Researchers have used a technique similar to MRI to follow the movement of individual atoms in real time as they cluster together to form two-dimensional materials, which are a single atomic layer thick.
Following atoms in real time could lead to better materials design
The results, reported in the journal Physical Review Letters, could be used to design new types of materials and quantum technology devices. The researchers, from the University of Cambridge, captured the movement of the atoms at speeds that are eight orders of magnitude too fast for conventional microscopes.
Two-dimensional materials, such as graphene, have the potential to improve the performance of existing and new devices, due to their unique properties, such as outstanding conductivity and strength. Two-dimensional materials have a wide range of potential applications, from bio-sensing and drug delivery to quantum information and quantum computing. However, in order for two-dimensional materials to reach their full potential, their properties need to be fine-tuned through a controlled growth process.
These materials normally form as atoms ‘jump’ onto a supporting substrate until they attach to a growing cluster. Being able to monitor this process gives scientists much greater control over the finished materials. However, for most materials, this process happens so quickly and at such high temperatures that it can only be followed using snapshots of a frozen surface, capturing a single moment rather than the whole process.
Now, researchers from the University of Cambridge have followed the entire process in real time, at comparable temperatures to those used in industry.
Image: 2D materials
Credit: Image by seagul from Pixabay
Reproduced courtesy of the University of Cambridge

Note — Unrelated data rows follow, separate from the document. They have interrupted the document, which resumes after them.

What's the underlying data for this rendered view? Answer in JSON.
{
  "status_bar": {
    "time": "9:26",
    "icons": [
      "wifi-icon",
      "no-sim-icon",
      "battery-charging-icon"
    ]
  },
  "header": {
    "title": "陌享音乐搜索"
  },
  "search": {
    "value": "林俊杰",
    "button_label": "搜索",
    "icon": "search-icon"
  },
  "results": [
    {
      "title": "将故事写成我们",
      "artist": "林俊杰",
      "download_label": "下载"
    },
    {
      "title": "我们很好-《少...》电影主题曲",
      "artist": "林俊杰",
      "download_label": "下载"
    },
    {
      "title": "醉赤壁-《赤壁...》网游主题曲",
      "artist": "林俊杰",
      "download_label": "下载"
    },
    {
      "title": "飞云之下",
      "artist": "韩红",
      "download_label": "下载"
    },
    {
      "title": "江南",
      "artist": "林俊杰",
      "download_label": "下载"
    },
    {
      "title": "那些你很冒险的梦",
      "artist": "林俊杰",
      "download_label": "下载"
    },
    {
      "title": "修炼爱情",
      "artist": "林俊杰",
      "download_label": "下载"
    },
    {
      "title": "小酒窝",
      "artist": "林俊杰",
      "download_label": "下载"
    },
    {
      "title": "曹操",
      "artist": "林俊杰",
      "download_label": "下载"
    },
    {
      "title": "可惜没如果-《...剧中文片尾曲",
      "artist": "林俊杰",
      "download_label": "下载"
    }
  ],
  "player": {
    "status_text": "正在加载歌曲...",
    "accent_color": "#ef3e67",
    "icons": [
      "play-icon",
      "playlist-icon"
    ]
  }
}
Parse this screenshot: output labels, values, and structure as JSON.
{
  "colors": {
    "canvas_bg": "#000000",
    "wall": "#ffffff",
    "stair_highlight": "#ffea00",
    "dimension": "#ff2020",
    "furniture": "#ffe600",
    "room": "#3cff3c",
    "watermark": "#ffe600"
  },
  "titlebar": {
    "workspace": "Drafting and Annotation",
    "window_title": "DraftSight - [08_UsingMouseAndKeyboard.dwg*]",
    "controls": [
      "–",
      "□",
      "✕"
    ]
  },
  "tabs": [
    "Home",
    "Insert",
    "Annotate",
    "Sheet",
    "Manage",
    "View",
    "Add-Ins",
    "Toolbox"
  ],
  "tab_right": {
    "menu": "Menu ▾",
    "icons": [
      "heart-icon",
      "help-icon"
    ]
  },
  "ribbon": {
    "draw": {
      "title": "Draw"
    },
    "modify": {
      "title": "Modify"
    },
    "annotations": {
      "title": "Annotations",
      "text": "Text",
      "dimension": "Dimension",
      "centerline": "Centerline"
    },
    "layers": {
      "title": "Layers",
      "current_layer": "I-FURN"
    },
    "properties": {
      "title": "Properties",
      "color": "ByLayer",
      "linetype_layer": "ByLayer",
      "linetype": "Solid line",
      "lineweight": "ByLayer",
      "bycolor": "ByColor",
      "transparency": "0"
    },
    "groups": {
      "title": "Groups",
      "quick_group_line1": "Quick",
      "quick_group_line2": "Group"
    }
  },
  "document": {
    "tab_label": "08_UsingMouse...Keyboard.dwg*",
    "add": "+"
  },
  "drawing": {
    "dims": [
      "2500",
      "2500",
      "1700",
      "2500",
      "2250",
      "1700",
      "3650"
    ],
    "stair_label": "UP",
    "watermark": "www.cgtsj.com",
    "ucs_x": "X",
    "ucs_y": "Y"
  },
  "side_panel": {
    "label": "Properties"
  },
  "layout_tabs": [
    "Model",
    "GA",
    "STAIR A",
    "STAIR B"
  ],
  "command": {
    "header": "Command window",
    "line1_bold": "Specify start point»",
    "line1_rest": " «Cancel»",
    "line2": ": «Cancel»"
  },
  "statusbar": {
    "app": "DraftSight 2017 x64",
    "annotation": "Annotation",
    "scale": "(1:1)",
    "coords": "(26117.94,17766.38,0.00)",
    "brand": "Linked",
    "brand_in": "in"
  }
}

The University of Cambridge is acknowledged as one of the world's leading higher education and research institutions. The University was instrumental in the formation of the Cambridge Network and its Vice- Chancellor, Professor Stephen Toope, is also the President of the Cambridge Network.